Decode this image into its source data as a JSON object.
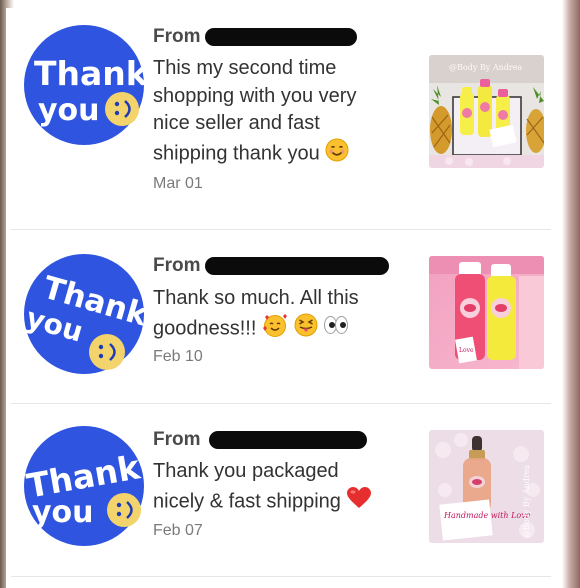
{
  "reviews": [
    {
      "from_label": "From",
      "avatar_text": [
        "Thank",
        "you"
      ],
      "message_lines": [
        "This my second time",
        "shopping with you very",
        "nice seller and fast",
        "shipping thank you"
      ],
      "emojis": [
        "smiling-face"
      ],
      "date": "Mar 01",
      "photo_watermark": "@Body By Andrea"
    },
    {
      "from_label": "From",
      "avatar_text": [
        "Thank",
        "you"
      ],
      "message_lines": [
        "Thank so much. All this",
        "goodness!!!"
      ],
      "emojis": [
        "smiling-face-with-hearts",
        "squinting-tongue-face",
        "eyes"
      ],
      "date": "Feb 10",
      "photo_watermark": "Love"
    },
    {
      "from_label": "From",
      "avatar_text": [
        "Thank",
        "you"
      ],
      "message_lines": [
        "Thank you packaged",
        "nicely & fast shipping"
      ],
      "emojis": [
        "red-heart"
      ],
      "date": "Feb 07",
      "photo_watermark": "@Body By Andrea",
      "photo_caption": "Handmade with Love"
    }
  ],
  "colors": {
    "avatar_blue": "#2f55e0",
    "smiley_yellow": "#f3d36b",
    "text": "#333333",
    "muted": "#7a7a7a",
    "redaction": "#0b0b0b"
  }
}
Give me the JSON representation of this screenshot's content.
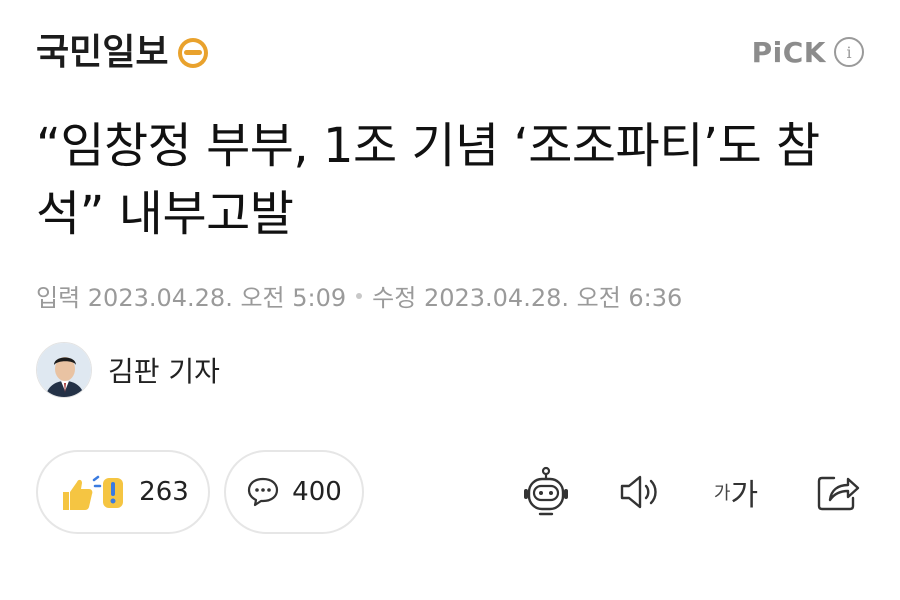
{
  "header": {
    "logo_text": "국민일보",
    "pick_label": "PiCK",
    "info_glyph": "i"
  },
  "article": {
    "headline": "“임창정 부부, 1조 기념 ‘조조파티’도 참석” 내부고발",
    "published": "입력 2023.04.28. 오전 5:09",
    "modified": "수정 2023.04.28. 오전 6:36",
    "reporter": "김판 기자"
  },
  "actions": {
    "reaction_count": "263",
    "comment_count": "400",
    "font_small": "가",
    "font_big": "가"
  },
  "icons": {
    "logo_mark": "smile-badge-icon",
    "reaction": "thumbs-up-exclaim-icon",
    "comment": "speech-bubble-icon",
    "bot": "robot-icon",
    "sound": "speaker-icon",
    "share": "share-arrow-icon"
  },
  "colors": {
    "logo_orange": "#E9A22D",
    "text_muted": "#9A9A9A",
    "reaction_yellow": "#F5C542",
    "reaction_blue": "#3A7BE0"
  }
}
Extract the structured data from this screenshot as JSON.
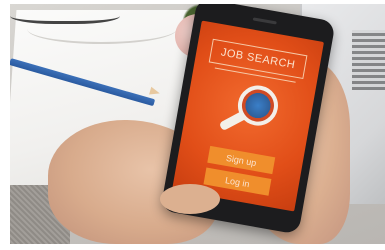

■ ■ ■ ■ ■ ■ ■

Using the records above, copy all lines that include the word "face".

        "smiling-face"
        "smiling-face-with-hearts",
        "squinting-tongue-face",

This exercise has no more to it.